The city`s littlest entrepreneurs were gathered around a table inside Erie Elementary School, scrupulously monitoring the quality of their products.
With Christmas on the horizon, these business-minded boys and girls knew they were in the thick of the peak holiday buying season, and it would be disastrous if supply didn`t meet demand. That is the basic tenet of the business world, after all.
“Don`t talk, just work,” said Ashley Hoyt, 12, chuckling as Jimmy Billingsley, 11, was chatting about something unrelated.
“Awright, awright,” Jimmy said, redirecting his efforts toward coloring in a handmade Christmas card.
Ashley, Jimmy and their classmates Kailin Burch, 12, and Austin Scheuer, 11, made up fewer than half of the 10 employees who work in the Kids Workshop at Erie Elementary, a years-long project created by intervention specialist Denise Wheeler, 53.

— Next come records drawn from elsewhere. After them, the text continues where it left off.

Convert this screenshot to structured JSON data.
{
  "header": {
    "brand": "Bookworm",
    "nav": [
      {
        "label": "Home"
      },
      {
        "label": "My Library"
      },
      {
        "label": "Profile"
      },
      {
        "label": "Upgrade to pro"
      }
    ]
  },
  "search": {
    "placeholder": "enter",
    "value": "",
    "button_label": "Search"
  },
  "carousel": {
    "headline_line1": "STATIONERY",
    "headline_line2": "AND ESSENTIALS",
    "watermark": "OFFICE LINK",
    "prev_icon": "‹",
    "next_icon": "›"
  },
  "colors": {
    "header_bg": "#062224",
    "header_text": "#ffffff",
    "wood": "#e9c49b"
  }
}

The workshop is a mostly student-run enterprise, in which a handful of fourth-, fifth- and sixth-graders are responsible for running every facet of a business: production, sales, marketing, quality control and whatever else comes their way.
The students make their own holiday gifts – Christmas cards, birdhouses, dog collars and gift tags – and then market them to potential buyers, usually grandparents, parents and Elyria school employees.

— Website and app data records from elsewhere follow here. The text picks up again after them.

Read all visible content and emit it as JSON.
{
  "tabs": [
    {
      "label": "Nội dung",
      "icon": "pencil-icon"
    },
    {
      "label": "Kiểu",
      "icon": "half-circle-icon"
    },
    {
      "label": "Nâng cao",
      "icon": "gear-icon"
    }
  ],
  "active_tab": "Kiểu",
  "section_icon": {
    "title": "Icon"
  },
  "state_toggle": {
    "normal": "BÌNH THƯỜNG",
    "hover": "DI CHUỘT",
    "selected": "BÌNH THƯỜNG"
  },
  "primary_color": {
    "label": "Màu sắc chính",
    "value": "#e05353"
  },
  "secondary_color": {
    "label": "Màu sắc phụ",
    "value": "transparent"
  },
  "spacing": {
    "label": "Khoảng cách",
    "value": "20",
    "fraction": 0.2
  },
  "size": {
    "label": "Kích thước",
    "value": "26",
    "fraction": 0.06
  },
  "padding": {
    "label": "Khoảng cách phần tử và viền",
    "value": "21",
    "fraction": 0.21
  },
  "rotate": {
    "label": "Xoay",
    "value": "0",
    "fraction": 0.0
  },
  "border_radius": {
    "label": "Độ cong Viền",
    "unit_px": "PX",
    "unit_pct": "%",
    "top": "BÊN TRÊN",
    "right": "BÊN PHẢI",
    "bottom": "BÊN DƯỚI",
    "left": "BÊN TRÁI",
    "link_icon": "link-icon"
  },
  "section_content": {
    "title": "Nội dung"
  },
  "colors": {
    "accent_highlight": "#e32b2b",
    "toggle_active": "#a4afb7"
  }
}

“They sell strictly to staff members and personnel in the Elyria school district, and their immediate family members,” Wheeler said.
But the students have to find outside investors who will provide venture capital to start up the business each year. The investors are typically students` parents, grandparents and others who are willing to risk a few bucks to see the youngsters succeed.

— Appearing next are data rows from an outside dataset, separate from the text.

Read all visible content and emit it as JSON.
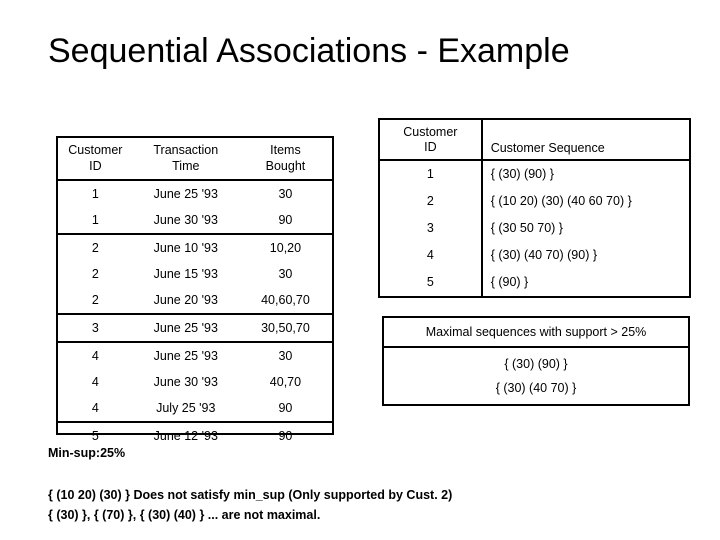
{
  "slide": {
    "title": "Sequential Associations - Example"
  },
  "transactions": {
    "headers": [
      "Customer\nID",
      "Transaction\nTime",
      "Items\nBought"
    ],
    "header_lines": [
      [
        "Customer",
        "ID"
      ],
      [
        "Transaction",
        "Time"
      ],
      [
        "Items",
        "Bought"
      ]
    ],
    "rows": [
      {
        "customer_id": "1",
        "time": "June 25 '93",
        "items": "30",
        "group_end": false
      },
      {
        "customer_id": "1",
        "time": "June 30 '93",
        "items": "90",
        "group_end": true
      },
      {
        "customer_id": "2",
        "time": "June 10 '93",
        "items": "10,20",
        "group_end": false
      },
      {
        "customer_id": "2",
        "time": "June 15 '93",
        "items": "30",
        "group_end": false
      },
      {
        "customer_id": "2",
        "time": "June 20 '93",
        "items": "40,60,70",
        "group_end": true
      },
      {
        "customer_id": "3",
        "time": "June 25 '93",
        "items": "30,50,70",
        "group_end": true
      },
      {
        "customer_id": "4",
        "time": "June 25 '93",
        "items": "30",
        "group_end": false
      },
      {
        "customer_id": "4",
        "time": "June 30 '93",
        "items": "40,70",
        "group_end": false
      },
      {
        "customer_id": "4",
        "time": "July 25 '93",
        "items": "90",
        "group_end": true
      },
      {
        "customer_id": "5",
        "time": "June 12 '93",
        "items": "90",
        "group_end": false
      }
    ]
  },
  "sequences": {
    "header_id_lines": [
      "Customer",
      "ID"
    ],
    "header_sequence": "Customer Sequence",
    "rows": [
      {
        "customer_id": "1",
        "sequence": "{ (30) (90) }"
      },
      {
        "customer_id": "2",
        "sequence": "{ (10 20) (30) (40 60 70) }"
      },
      {
        "customer_id": "3",
        "sequence": "{ (30 50 70) }"
      },
      {
        "customer_id": "4",
        "sequence": "{ (30) (40 70) (90) }"
      },
      {
        "customer_id": "5",
        "sequence": "{ (90) }"
      }
    ]
  },
  "maximal": {
    "header": "Maximal sequences with support > 25%",
    "lines": [
      "{ (30) (90) }",
      "{ (30) (40 70) }"
    ]
  },
  "footer": {
    "min_sup": "Min-sup:25%",
    "note_1": "{ (10 20) (30) } Does not satisfy min_sup (Only supported by Cust. 2)",
    "note_2": "{ (30) }, { (70) }, { (30) (40) } ... are not maximal."
  },
  "colors": {
    "background": "#ffffff",
    "text": "#000000",
    "border": "#000000"
  }
}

The initial investors – grandma or grandpa, or maybe somebody`s older brother – essentially own stock in the Kids Workshop, and at the end of the year, the investors get their initial investment back, plus a few cents in profit.
The students themselves get a cut of the overall profits, but they also donate a portion to the Susan G. Komen Breast Cancer Foundation.
“Some of it goes to payroll for the students, and a percent also goes toward different class activities,” Wheeler said. “The kids get about 65 percent profit for the payroll, but the profit varies depending on how much time the students spend on it.”
Last year`s biggest earner pulled in $25 for the season, while the lowest amount earned was about $7.
Kailin, a second-year employee of Kids Workshop, recalls earning about $18 last year.
“I think I spent it on toys – mostly Bratz dolls,” Kailin said.
The students have to keep track of their own minutes spent working – they work on the projects during math class and other times – and they`re responsible for tracking expenses, sales and the cost of mistakes.
“If they`re working on something and they make an error and throw out that particular product, that`s less money that they have coming in because they have to repurchase those things,” Wheeler said. “So they pay attention to quality and work habits, and make the product look like something someone would be willing to purchase.”
In the end, they gain a keen understanding of the mathematics and marketing involved in a startup business, no matter how small it is.
“Last year`s (sales) money was about $286,” Wheeler said. “They were thinking, â€˜I`m going to get paid $286?` I said, â€˜No, we have to subtract money for our supplies, then take some for our profit and divide it up for the payroll – and give some to charity.` ”
Ashley said the dog collars are by far the hardest product to make, though the handpainted birdhouses are the most expensive because they require the most material. A birdhouse sells for about $10, a dog collar for about $4.
The product order forms are sent out by e-mail to family members and school employees, but Wheeler tries to limit the number of orders so that the students aren`t overwhelmed.
“I don`t want it to get to the point where we can`t meet the demands,” Wheeler said. “They`re still kids, and they can only work so fast.”
Some of the overstock, however, might be available at the end of the year for public consumption.
“We stick them in the front office, where other parents who come into the building see them,” Wheeler said “If someone really wants to buy something, we could probably sell it to them, but we don`t go out and solicit business door to door.”